On this Saturday evening the place was absolutely packed, it was easily the busiest place I went into. There were people still having food at tables near the entrance, and a large crowd had gathered to listen to a decent covers band playing The Who, Led Zep and the like - they were pretty good. On at the bar was certainly the best selection of beer I'd seen in Pitlochry - Cairngorm Winter Flurry, Orkney Dark Island and Strathbraan Due South - the latter being a real bonus since I'd only had their Due East before. This was a nice bitter Pale Ale with a good bitter/sweet balance and very welcome indeed. There was also Old Mill House Lager on keg, but I couldn't find out who had brewed this for them. It was just a bit too busy for me (at least on my own) so I left after a single pint, but I did manage it make it back the next afternoon. By now it was somewhat (a lot) quieter and they'd also added Orkney's behemoth of a beer, the award-winning Skull Splitter to the range on the hand-pulls. I sensibly took only a 1/2 pint of this (at £2.25 for a 1/2, not bad for 8.5% beer) and initially sat on the comfy seats next to the fireplace.

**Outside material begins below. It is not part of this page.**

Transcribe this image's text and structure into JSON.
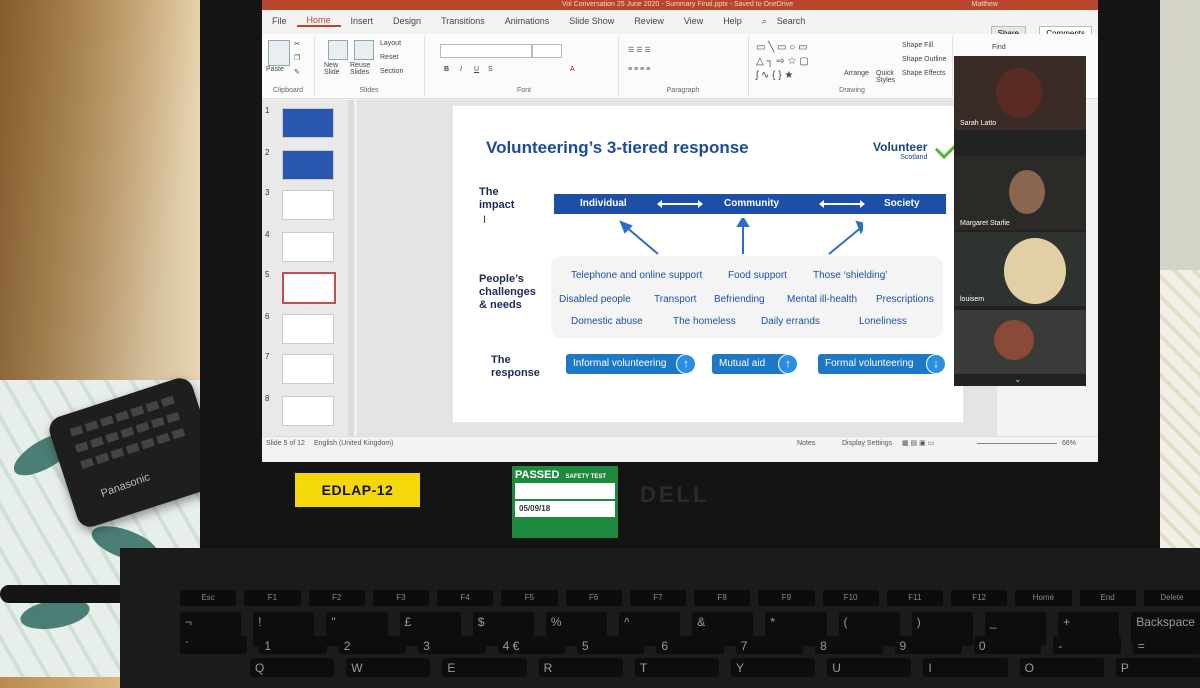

However I quickly decided it was a decent enough day to sit outside on the terracing next to the quietly spinning water mill - there are not too many opportunities when you get to do this!
Almost next to the Old Mill Inn is an excellent off-licence, drinkmonger, run by the same people who own Royal Mile Whiskies. As well as the obligatory selection of standard and rare whiskies they have a very nice selection of interesting and differnt bottled beer, both from the UK and abroad. I was able to pick up bottles of Ilkley Stateside IPA, Wild Card Jack of Clubs, Kernel Pale Ale Columbus Tomahawk Zeus and others - definitely recommended if you're in Pitlochry.
That was about it for Pitlochry itself but on Sunday afternoon I decided to walk the short distance up the hill to Moulin. About half-way is the fairly large Craigvrack Hotel, blessed with great views over Pitlochry. I'd hoped for a couple of different ales here, but there was only one beer on the two possible hand-pulls, Timothy Taylor Landlord, so I gave it a miss a resumed my climb up the hill. It wasn't too long before I came into Moulin where the whitewashed Moulin Hotel and adjoining Moulin Inn are located in the centre of the small village.
I really only wanted to visit the Inn so I entered the low arched door to find the warm, cosy bar. This really is a nice, welcoming, traditional place, busy on a Sunday afternoon with lots of people out for food, and others happy to (mostly) stand in the bar and chat away. The most striking feature of the bar is the large painting of Moulin and the surrounding countryside just above the roaring fire (it was putting out an incredible amount of heat!) at the back of the bar. (Note that I took these pictures on Monday afternoon after visiting Moulin Brewery across the road.)
There's also a mass of old, new, foreign (and I assume) counterfeit notes displayed around the bar - on walls, in display boards, hanging up above & behind the long bar, as well as water jugs, whisky bottles and the odd gold club and dishing rod - these (and the occasional dog) all add to the atmosphere of the place.
Food is available all day and is meant to be very good, with lots of specials available and plenty of tables available in rooms adjacent to the bar.
As for the Moulin Brewery beers (all 4 are available on the bar) - I was tad disappointed with some of them (see my comments here), but they're quite OK and more than drinkable as traditional Scottish beers and, in any case, there is a superb pub to drink them in.